The Planetary Parade
While Jupiter dips low, Mars and Venus begin to grow
The waning gibbous moon rises around 9:15pm Friday and about one-half hour later each following night. By Monday the first-quarter moon crests the northeast horizon at 11:15pm, followed 45 minutes by Mars. They first appear about 10 degrees apart, roughly the size of your outstretched fist; by dawn Tuesday the two are high overhead with less than five degrees between them.
For months, the red planet has been a dim fixture of pre-dawn skies. Tuesday, it rises before the witching hour of midnight, then a couple minutes earlier each night thereafter. Aldebaran, the red eye of Taurus the bull, glares not quite as bright about 10 degrees below Mars.
Not only is Mars rising earlier, it is also growing. Over the next few months the red planet will double in apparent size with its closest pass of earth December 18 and its opposition to the sun December 24.
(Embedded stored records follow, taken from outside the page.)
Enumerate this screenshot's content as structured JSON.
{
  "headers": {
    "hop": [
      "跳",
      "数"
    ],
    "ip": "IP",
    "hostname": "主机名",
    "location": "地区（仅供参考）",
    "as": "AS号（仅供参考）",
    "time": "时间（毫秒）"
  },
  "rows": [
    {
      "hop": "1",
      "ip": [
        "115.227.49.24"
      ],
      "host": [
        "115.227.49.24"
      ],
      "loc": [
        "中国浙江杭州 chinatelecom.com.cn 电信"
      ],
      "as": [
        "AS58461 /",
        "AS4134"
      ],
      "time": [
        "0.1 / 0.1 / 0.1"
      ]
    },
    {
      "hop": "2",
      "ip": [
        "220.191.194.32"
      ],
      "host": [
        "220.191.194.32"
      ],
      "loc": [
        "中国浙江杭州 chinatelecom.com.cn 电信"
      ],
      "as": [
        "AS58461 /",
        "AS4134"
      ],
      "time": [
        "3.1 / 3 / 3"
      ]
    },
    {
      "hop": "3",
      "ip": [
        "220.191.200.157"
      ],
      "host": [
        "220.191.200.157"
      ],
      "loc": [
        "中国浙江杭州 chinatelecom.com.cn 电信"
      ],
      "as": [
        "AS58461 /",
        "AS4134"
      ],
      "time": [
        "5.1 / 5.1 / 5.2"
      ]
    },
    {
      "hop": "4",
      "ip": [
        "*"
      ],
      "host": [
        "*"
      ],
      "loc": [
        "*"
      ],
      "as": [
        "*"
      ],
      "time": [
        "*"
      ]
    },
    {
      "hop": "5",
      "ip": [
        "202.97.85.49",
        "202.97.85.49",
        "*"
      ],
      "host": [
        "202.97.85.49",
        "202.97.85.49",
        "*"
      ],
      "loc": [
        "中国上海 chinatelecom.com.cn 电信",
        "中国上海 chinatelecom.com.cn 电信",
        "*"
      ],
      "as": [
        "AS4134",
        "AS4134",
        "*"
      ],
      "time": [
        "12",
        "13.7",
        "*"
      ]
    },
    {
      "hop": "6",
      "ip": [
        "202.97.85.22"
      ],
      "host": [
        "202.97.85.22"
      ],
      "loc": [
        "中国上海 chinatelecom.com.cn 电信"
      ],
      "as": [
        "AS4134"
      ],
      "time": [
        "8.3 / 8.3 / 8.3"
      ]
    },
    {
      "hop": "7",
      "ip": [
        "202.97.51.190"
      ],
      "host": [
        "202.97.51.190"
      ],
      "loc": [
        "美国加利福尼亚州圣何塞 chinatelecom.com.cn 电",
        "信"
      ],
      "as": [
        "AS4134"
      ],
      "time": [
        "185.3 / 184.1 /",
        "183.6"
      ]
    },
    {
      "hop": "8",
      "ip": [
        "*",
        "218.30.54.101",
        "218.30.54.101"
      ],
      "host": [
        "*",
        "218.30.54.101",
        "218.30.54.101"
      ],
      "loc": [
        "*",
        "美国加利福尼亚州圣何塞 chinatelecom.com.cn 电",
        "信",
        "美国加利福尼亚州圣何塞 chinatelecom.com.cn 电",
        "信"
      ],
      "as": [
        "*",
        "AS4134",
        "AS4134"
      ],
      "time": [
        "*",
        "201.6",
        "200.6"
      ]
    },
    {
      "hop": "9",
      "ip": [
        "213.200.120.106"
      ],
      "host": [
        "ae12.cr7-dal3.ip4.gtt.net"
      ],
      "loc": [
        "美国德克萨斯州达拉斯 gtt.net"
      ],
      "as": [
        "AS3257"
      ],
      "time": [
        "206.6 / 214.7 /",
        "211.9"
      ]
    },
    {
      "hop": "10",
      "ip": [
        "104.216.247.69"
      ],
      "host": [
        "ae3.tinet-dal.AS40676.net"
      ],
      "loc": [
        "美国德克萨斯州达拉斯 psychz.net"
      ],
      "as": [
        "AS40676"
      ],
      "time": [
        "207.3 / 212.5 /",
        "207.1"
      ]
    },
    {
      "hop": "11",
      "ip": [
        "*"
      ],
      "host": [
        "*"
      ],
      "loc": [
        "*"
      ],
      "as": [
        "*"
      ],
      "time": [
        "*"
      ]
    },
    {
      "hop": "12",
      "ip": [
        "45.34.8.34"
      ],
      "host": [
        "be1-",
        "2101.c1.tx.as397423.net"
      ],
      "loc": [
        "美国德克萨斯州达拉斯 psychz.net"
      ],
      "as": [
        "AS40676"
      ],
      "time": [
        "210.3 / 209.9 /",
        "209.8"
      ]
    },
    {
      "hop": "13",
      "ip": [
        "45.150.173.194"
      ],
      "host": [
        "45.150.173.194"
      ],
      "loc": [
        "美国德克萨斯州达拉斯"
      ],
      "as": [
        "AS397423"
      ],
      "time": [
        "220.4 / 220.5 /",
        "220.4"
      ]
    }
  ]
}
While Mars rises in the northeast, Jupiter sets in the southwest almost in tandem. Before setting, however, Jupiter remains the brightest object other than the moon and setting sun. Look for it in the south-southwest at sunset, around 7:40 this week, with the red giant Antares, the heart of the scorpion, five degrees below.
Venus returns to view this week, rising almost due east about an hour before daybreak, around 6:35 this week. Although faint and fleeting this week, the morning star climbs higher each day, rising almost five minutes earlier each morning, while the sun continues to lose ground.
On clear, dark summer nights, look for the Milky Way, stretching from Auriga and Perseus through the stars of the Summer Triangle to the scorpion’s tail in the south.
Illustration: © Copyright 1925 M.C. Escher/Cordon Art-Baarn-Holland; Graphics: © Copyright 2007 Pacific Publishers. Reprinted by permission from the Tidelog graphic almanac. Bound copies of the annual Tidelog for Chesapeake Bay are $14.95 ppd. from Pacific Publishers, Box 480, Bolinas, CA 94924. Phone 415-868-2909. Weather affects tides. This information is believed to be reliable but no guarantee of accuracy is made by Bay Weekly or Pacific Publishers. The actual layout of Tidelog differs from that used in Bay Weekly. Tidelog graphics are repositioned to reflect Bay Weekly’s distribution cycle.Tides are based on National Oceanic and Atmospheric Administration and are positioned to coincide with high and low tides of Tidelog.